Last week, I wrote about the three greatest temptations of leadership. This week, I want to talk about the three ways we can keep our integrity and prevent those temptations from destroying our testimony and diminishing our influence.
First, deepen your reverence for God. Never forget that God put you in the position you’re in today. Psalm 75:6 says, “For promotion and power come from nowhere on earth, but only from God. He promotes one and deposes another” (LB). Great leaders realize that they are stewards. They realize that it’s not their world, their church, their business; they are just the manager, the steward. Promotion comes from God, not from other people.
Pastor, there are two truths I want to share: (1) Many of your fellow pastors are personally struggling with pornography and; (2) pastors must address the issue of pornography among the people they lead.
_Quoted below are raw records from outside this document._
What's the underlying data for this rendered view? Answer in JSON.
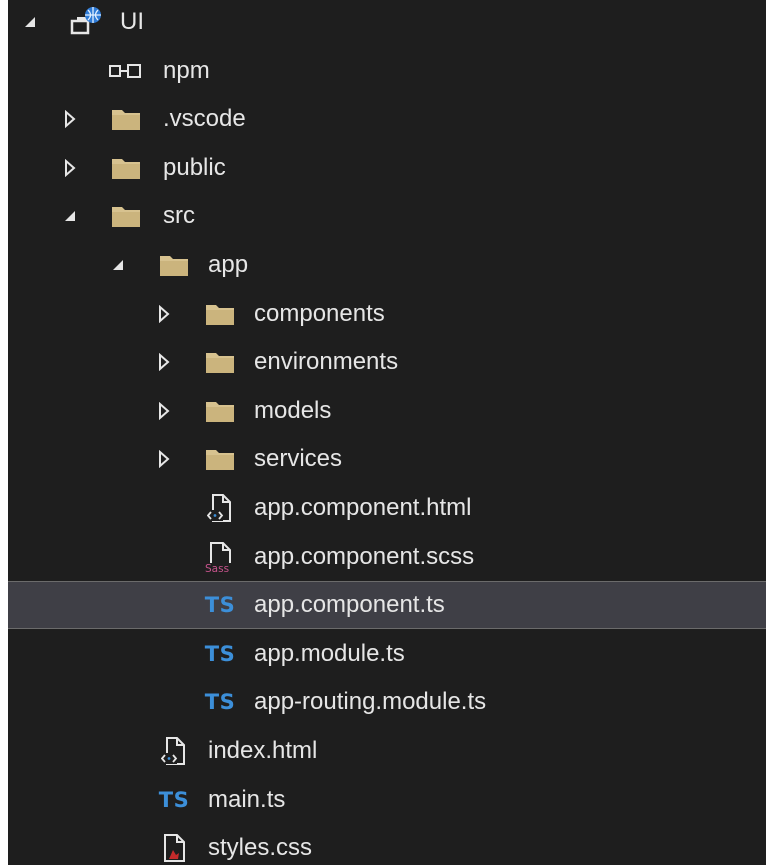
{
  "colors": {
    "background": "#1e1e1e",
    "selection": "#3f3f46",
    "text": "#e6e6e6",
    "folder": "#d7c28f",
    "ts": "#3c8fd9",
    "sass": "#c6538c"
  },
  "tree": [
    {
      "label": "UI",
      "arrow": "expanded",
      "icon": "project-globe-icon",
      "depth": 0
    },
    {
      "label": "npm",
      "arrow": "none",
      "icon": "npm-package-icon",
      "depth": 1
    },
    {
      "label": ".vscode",
      "arrow": "collapsed",
      "icon": "folder-icon",
      "depth": 1
    },
    {
      "label": "public",
      "arrow": "collapsed",
      "icon": "folder-icon",
      "depth": 1
    },
    {
      "label": "src",
      "arrow": "expanded",
      "icon": "folder-icon",
      "depth": 1
    },
    {
      "label": "app",
      "arrow": "expanded",
      "icon": "folder-icon",
      "depth": 2
    },
    {
      "label": "components",
      "arrow": "collapsed",
      "icon": "folder-icon",
      "depth": 3
    },
    {
      "label": "environments",
      "arrow": "collapsed",
      "icon": "folder-icon",
      "depth": 3
    },
    {
      "label": "models",
      "arrow": "collapsed",
      "icon": "folder-icon",
      "depth": 3
    },
    {
      "label": "services",
      "arrow": "collapsed",
      "icon": "folder-icon",
      "depth": 3
    },
    {
      "label": "app.component.html",
      "arrow": "none",
      "icon": "html-file-icon",
      "depth": 3
    },
    {
      "label": "app.component.scss",
      "arrow": "none",
      "icon": "sass-file-icon",
      "icon_text": "Sass",
      "depth": 3
    },
    {
      "label": "app.component.ts",
      "arrow": "none",
      "icon": "typescript-file-icon",
      "icon_text": "TS",
      "depth": 3,
      "selected": true
    },
    {
      "label": "app.module.ts",
      "arrow": "none",
      "icon": "typescript-file-icon",
      "icon_text": "TS",
      "depth": 3
    },
    {
      "label": "app-routing.module.ts",
      "arrow": "none",
      "icon": "typescript-file-icon",
      "icon_text": "TS",
      "depth": 3
    },
    {
      "label": "index.html",
      "arrow": "none",
      "icon": "html-file-icon",
      "depth": 2
    },
    {
      "label": "main.ts",
      "arrow": "none",
      "icon": "typescript-file-icon",
      "icon_text": "TS",
      "depth": 2
    },
    {
      "label": "styles.css",
      "arrow": "none",
      "icon": "css-file-icon",
      "depth": 2
    }
  ]
}
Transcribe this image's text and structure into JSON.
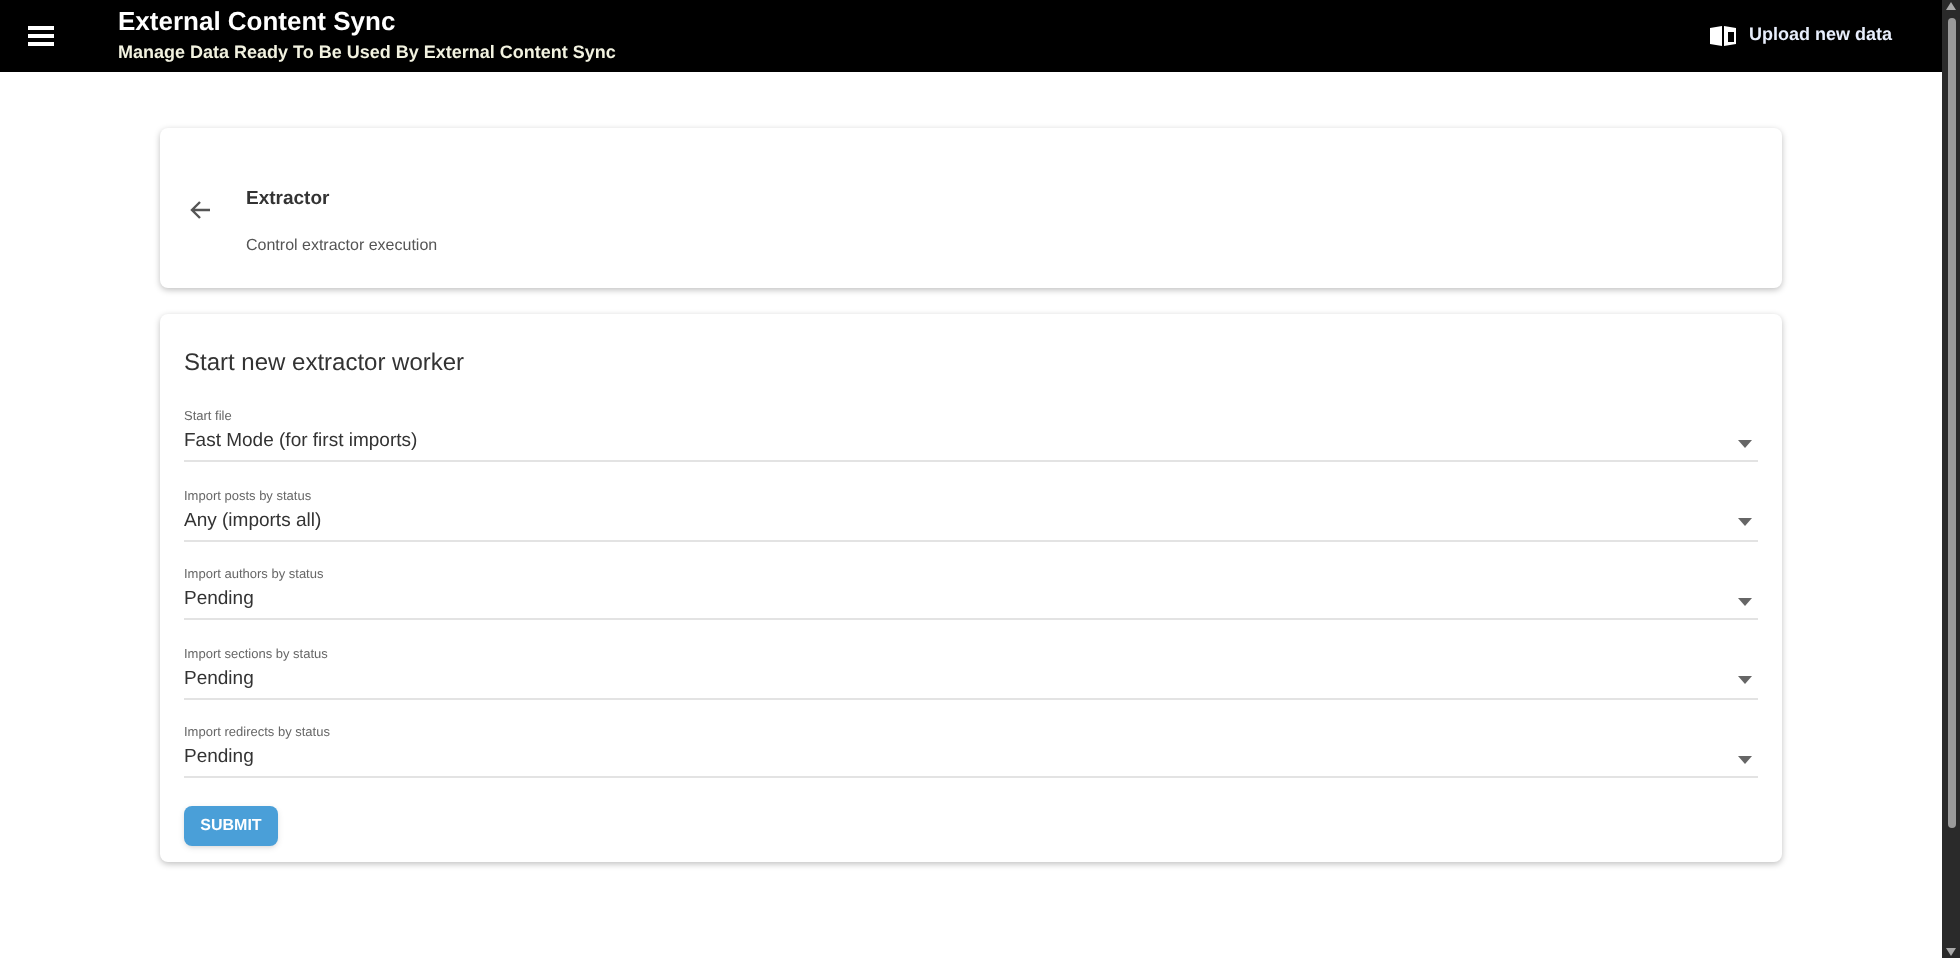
{
  "app_bar": {
    "title": "External Content Sync",
    "subtitle": "Manage Data Ready To Be Used By External Content Sync",
    "action": "Upload new data"
  },
  "header_card": {
    "title": "Extractor",
    "description": "Control extractor execution"
  },
  "form": {
    "title": "Start new extractor worker",
    "fields": [
      {
        "label": "Start file",
        "value": "Fast Mode (for first imports)"
      },
      {
        "label": "Import posts by status",
        "value": "Any (imports all)"
      },
      {
        "label": "Import authors by status",
        "value": "Pending"
      },
      {
        "label": "Import sections by status",
        "value": "Pending"
      },
      {
        "label": "Import redirects by status",
        "value": "Pending"
      }
    ],
    "submit": "SUBMIT"
  }
}
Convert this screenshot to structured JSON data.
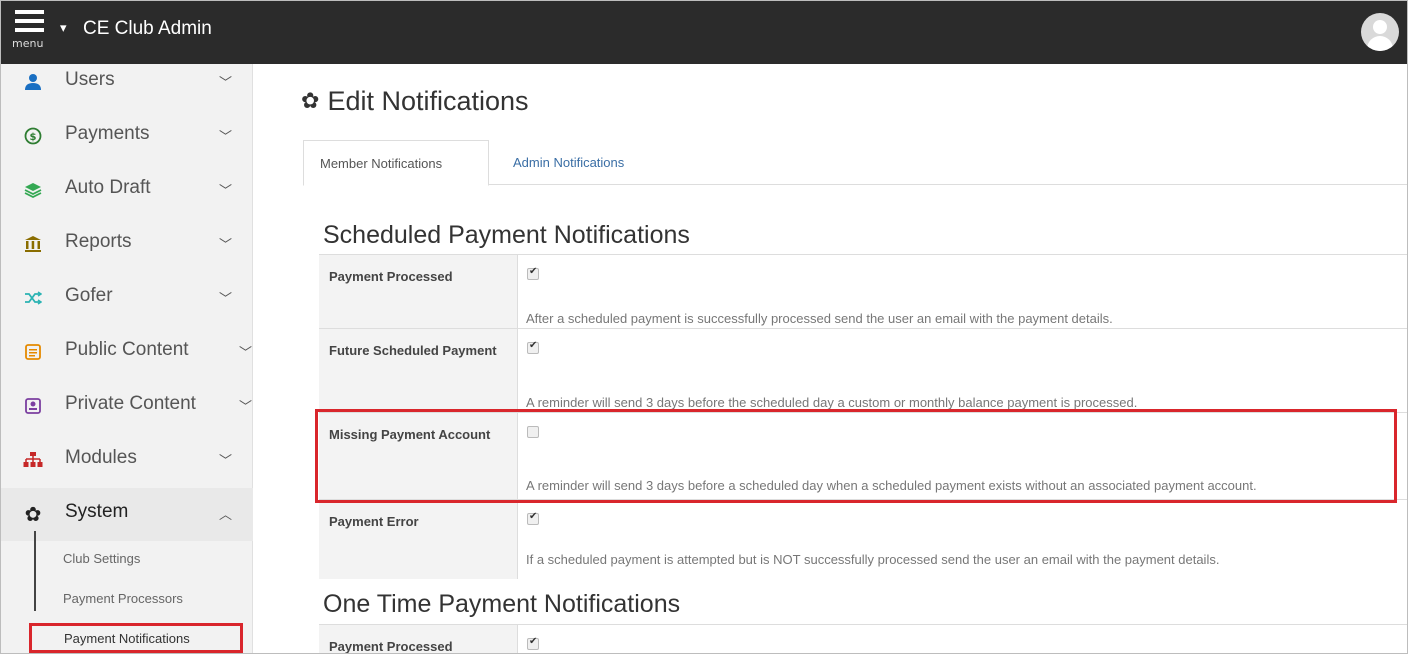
{
  "header": {
    "menu_label": "menu",
    "app_title": "CE Club Admin"
  },
  "sidebar": {
    "items": [
      {
        "label": "Users",
        "icon": "user-icon",
        "color": "#1a6fc2"
      },
      {
        "label": "Payments",
        "icon": "dollar-circle-icon",
        "color": "#2e7d32"
      },
      {
        "label": "Auto Draft",
        "icon": "layers-icon",
        "color": "#34a853"
      },
      {
        "label": "Reports",
        "icon": "bank-icon",
        "color": "#8a6d00"
      },
      {
        "label": "Gofer",
        "icon": "shuffle-icon",
        "color": "#2bb3b3"
      },
      {
        "label": "Public Content",
        "icon": "document-icon",
        "color": "#e58a00"
      },
      {
        "label": "Private Content",
        "icon": "private-document-icon",
        "color": "#7b3fa0"
      },
      {
        "label": "Modules",
        "icon": "sitemap-icon",
        "color": "#c62828"
      },
      {
        "label": "System",
        "icon": "gear-icon",
        "color": "#222222"
      }
    ],
    "system_subitems": [
      "Club Settings",
      "Payment Processors",
      "Payment Notifications"
    ]
  },
  "main": {
    "title": "Edit Notifications",
    "tabs": [
      "Member Notifications",
      "Admin Notifications"
    ],
    "scheduled": {
      "title": "Scheduled Payment Notifications",
      "rows": [
        {
          "label": "Payment Processed",
          "checked": true,
          "description": "After a scheduled payment is successfully processed send the user an email with the payment details."
        },
        {
          "label": "Future Scheduled Payment",
          "checked": true,
          "description": "A reminder will send 3 days before the scheduled day a custom or monthly balance payment is processed."
        },
        {
          "label": "Missing Payment Account",
          "checked": false,
          "description": "A reminder will send 3 days before a scheduled day when a scheduled payment exists without an associated payment account."
        },
        {
          "label": "Payment Error",
          "checked": true,
          "description": "If a scheduled payment is attempted but is NOT successfully processed send the user an email with the payment details."
        }
      ]
    },
    "one_time": {
      "title": "One Time Payment Notifications",
      "rows": [
        {
          "label": "Payment Processed",
          "checked": true
        }
      ]
    }
  },
  "colors": {
    "topbar": "#2b2b2b",
    "highlight": "#d9262c",
    "link": "#3a6ea5"
  }
}
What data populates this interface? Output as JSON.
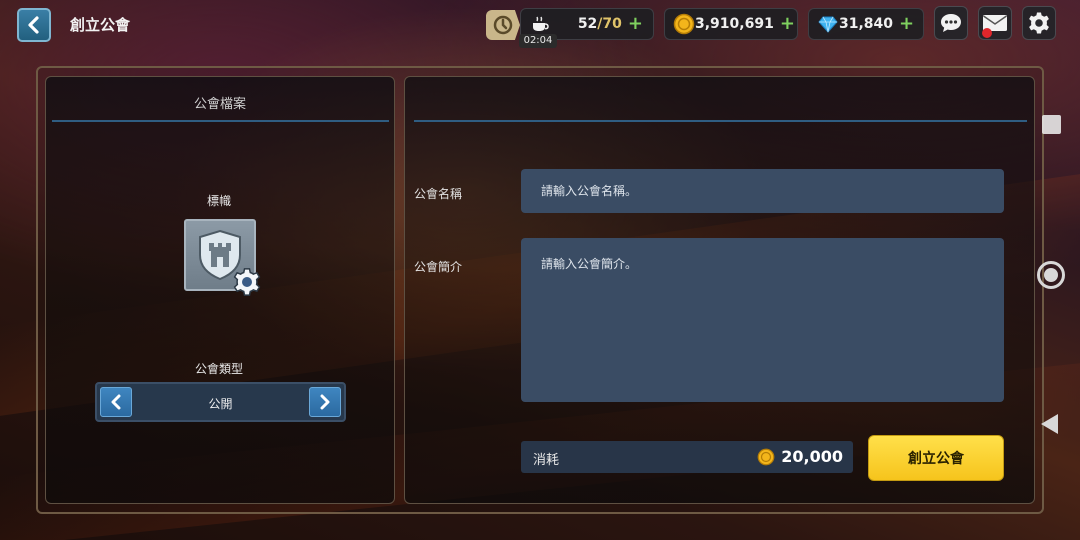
{
  "header": {
    "title": "創立公會"
  },
  "resources": {
    "stamina": {
      "current": "52",
      "max": "/70",
      "timer": "02:04"
    },
    "gold": {
      "value": "3,910,691"
    },
    "gems": {
      "value": "31,840"
    },
    "plus_symbol": "+"
  },
  "left_panel": {
    "title": "公會檔案",
    "emblem_label": "標幟",
    "guild_type_label": "公會類型",
    "guild_type_value": "公開"
  },
  "form": {
    "name_label": "公會名稱",
    "name_placeholder": "請輸入公會名稱。",
    "intro_label": "公會簡介",
    "intro_placeholder": "請輸入公會簡介。"
  },
  "cost": {
    "label": "消耗",
    "amount": "20,000"
  },
  "actions": {
    "create_label": "創立公會"
  },
  "colors": {
    "accent_yellow": "#f6c41c",
    "input_bg": "#3a4c64",
    "divider_blue": "#2f5d82",
    "notification_red": "#e0262b"
  },
  "icons": [
    "back-arrow-icon",
    "stamina-clock-icon",
    "coffee-cup-icon",
    "gold-coin-icon",
    "diamond-icon",
    "chat-icon",
    "mail-icon",
    "settings-gear-icon",
    "shield-tower-icon",
    "emblem-gear-icon"
  ]
}
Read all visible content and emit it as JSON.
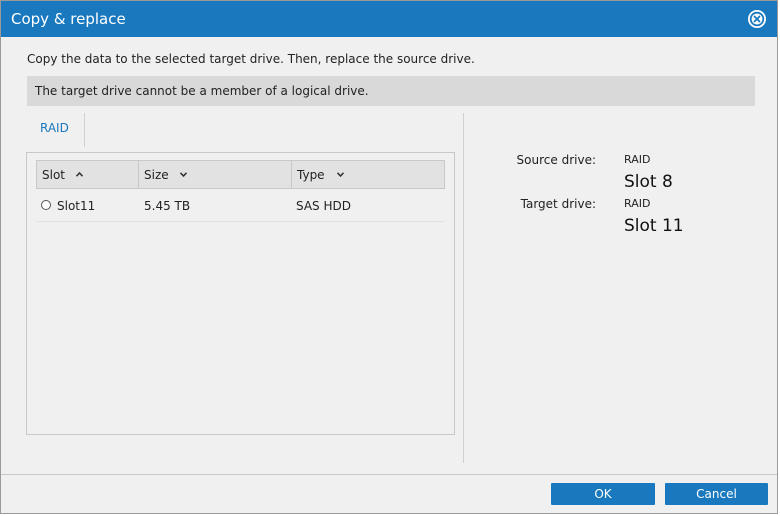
{
  "dialog": {
    "title": "Copy & replace",
    "intro": "Copy the data to the selected target drive. Then, replace the source drive.",
    "warning": "The target drive cannot be a member of a logical drive."
  },
  "tabs": [
    {
      "label": "RAID"
    }
  ],
  "table": {
    "columns": [
      {
        "label": "Slot",
        "sort": "ascending"
      },
      {
        "label": "Size",
        "sort": "descending"
      },
      {
        "label": "Type",
        "sort": "descending"
      }
    ],
    "rows": [
      {
        "slot": "Slot11",
        "size": "5.45 TB",
        "type": "SAS HDD",
        "selected": false
      }
    ]
  },
  "summary": {
    "source_label": "Source drive:",
    "source_group": "RAID",
    "source_slot": "Slot 8",
    "target_label": "Target drive:",
    "target_group": "RAID",
    "target_slot": "Slot 11"
  },
  "buttons": {
    "ok": "OK",
    "cancel": "Cancel"
  },
  "colors": {
    "accent": "#1a79be",
    "background": "#f0f0f0",
    "warning_bg": "#d9d9d9",
    "header_bg": "#e2e2e2"
  },
  "icons": {
    "close": "close-circle-icon",
    "sort_ascending": "chevron-up-icon",
    "sort_descending": "chevron-down-icon",
    "radio": "radio-unchecked-icon"
  }
}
Several questions emerge based on these two truths. What if you are personally struggling with pornography? Who can you tell? Who can you trust? What if they break your confidence? What should you do? How should you broach the subject of pornography in the pulpit? I mean, it is awkward and could be controversial. Besides, are that many Christian men (and women) really struggling? Should the whole church have to endure the uncomfortable discussion on pornography in your preaching because a few are struggling?
Do you think it’s easier handling success or failure? Thomas Carlyle once said, “For every 100 people who can handle adversity there is only one who can handle prosperity.”
I think most people can’t handle being at the top. It changes them. In fact, success destroys some people. There are several legitimate benefits of being in leadership:
By definition, a narcissist is a person who believes the world evolves around them to such an extent their own desires blind them to relational reality which makes them insensitive to the needs and perspectives of others. One of the sad realities in our consumer driven, hedonistic culture is that we are producing millions of narcissistic people including leaders of large organizations.
Because of our sinful nature as human beings, all of us have some narcissistic tendencies to deal with.
The following traits identify leadership narcissism:
Have you ever thought that a guest at your church might, in fact, be a spy? My church consulting company uses church “spies” to help us evaluate how churches respond to guests. Our spies are “good” spies, though, since their goal is to help a church face reality and move toward health.
Numerous spies have written us reports for more than a decade. Below are some of the most common findings they have sent us.
To be fair, the churches that invite us to work with them know they need help, so these findings should not be entirely surprising. What concerns me is the number of churches that have not yet recognized these findings characterize them too:
Whether you recognize Sam Hinn’s name or know nothing about the ministry of Benny Hinn’s younger brother, there’s an important issue in the body of Christ that needs to be addressed in light of Sam’s “re-ordination” on Sunday night in Orlando, Fla., only eight months after he stepped down from the pulpit due to a serious moral indiscretion.
This and other recent instances—both in Orlando and around the nation—prove that we, as the church, still struggle with how to restore fallen leaders.